I’ve always had a hazy memory of the first time I played Assassins Creed. It was possibly around 2008, sometime late after the first game had arrived into the public eye. I was a young girl desperate to attempt to fit in with a few of the older guys at friend’s house, and so I picked up the controller with every attempt at looking like I was comfortable with the controller in my hand. I have thickly clouded memories of falling, being stabbed, drowning, and generally finding every possible method of being killed. I remember being praised for being creative, for apparently, I had managed to lose in ways they never thought possible. Young as I was, I didn’t understand sarcasm; I couldn’t understand why we hadn’t become best friends until the next time I picked up a controller.
There is a unique relationship that I share with all the video games that I have played since childhood and of the various characters that have had a huge role in shaping my life and developing my ambitions for a future in advertising and web designing. Yes, I am in the hopes of taking it up as a career though nothing is in the pipelines currently but I have made up my mind and not relegate myself to judi poker online, which can only increase vices in a person.
Years later, in the summer of 2011, I fell in love. At a friend’s house, I noticed the second game in the series, simply labeled Assassins Creed II. Once again, more than eager to prove myself, I insisted that her little brother fire up the game, and eagerly gripped the controller in my hand. Once again, after years of attempting to convince everyone that I could just be ‘one of the guys’ because I knew that the X meant jump, I managed to revert back several stages of evolution. Yet somehow, through that mess of embarrassing failures, I fell in love with the game.
I fell in love with the main character, Ezio Auditore, the parkour-styled moves, and admittedly, the historical accuracy. That night, I brought the game home, and finished within a couple of weeks.
The story followed Ezio’s journey through Italy, first seeking revenge for the death of his family, then unveiling a drawn-out war between the Templars and the Assassins, a war which he becomes a part of, fighting as an Assassin for the freedom of the people. Yet this proved only to be point of the plot rather than the plot itself, interwoven with the story of Desmond Miles, through whose genetic memory the story is being exposed, and the elusive presence of Subject 16.

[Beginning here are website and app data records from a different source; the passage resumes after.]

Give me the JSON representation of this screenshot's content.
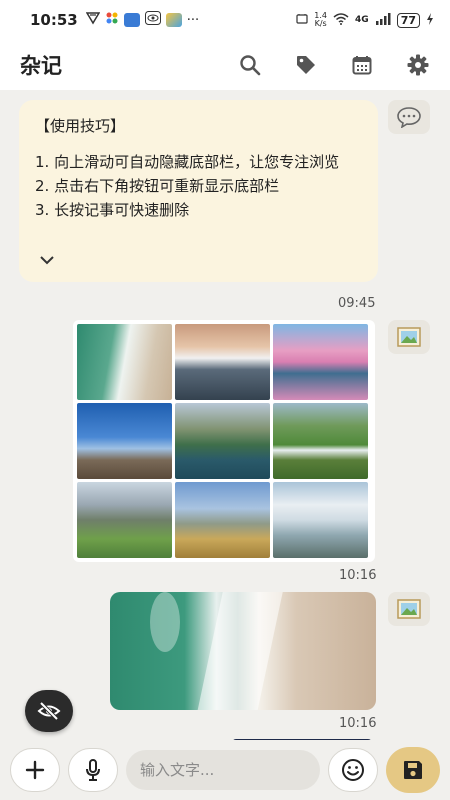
{
  "status_bar": {
    "time": "10:53",
    "more": "···",
    "net_speed_top": "1.4",
    "net_speed_bottom": "K/s",
    "network_type": "4G",
    "battery": "77"
  },
  "header": {
    "title": "杂记",
    "actions": [
      "search-icon",
      "tag-icon",
      "calendar-icon",
      "gear-icon"
    ]
  },
  "notes": {
    "tip": {
      "title": "【使用技巧】",
      "lines": [
        "1. 向上滑动可自动隐藏底部栏，让您专注浏览",
        "2. 点击右下角按钮可重新显示底部栏",
        "3. 长按记事可快速删除"
      ],
      "time": "09:45"
    },
    "gallery": {
      "time": "10:16",
      "thumbs": [
        "beach",
        "mountain",
        "lake-blossom",
        "rock-sky",
        "island-church",
        "waterfall-green",
        "alps-village",
        "cliff-coast",
        "large-waterfall"
      ]
    },
    "photo": {
      "time": "10:16"
    }
  },
  "bottom_bar": {
    "input_placeholder": "输入文字..."
  },
  "colors": {
    "background": "#f1f0ed",
    "tip_card": "#fbf4df",
    "save_button": "#e5c884"
  }
}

After I finished the second game, there was no turning back. I splurged on a PS3, bought brotherhood, which I finished in even less time than the Assassins creed II, played the first game immediately after, then got Revelations as a Christmas gift. I’ve played each game at least twice now. It was my male friends, apparently delighted that I could put knowledge behind my ravings now, forcibly spread my interest to other games. Since then, I’ve been laden with titles such as Heavy Rain, Uncharted, The Dragon Age origins, and I haven’t been able to stop.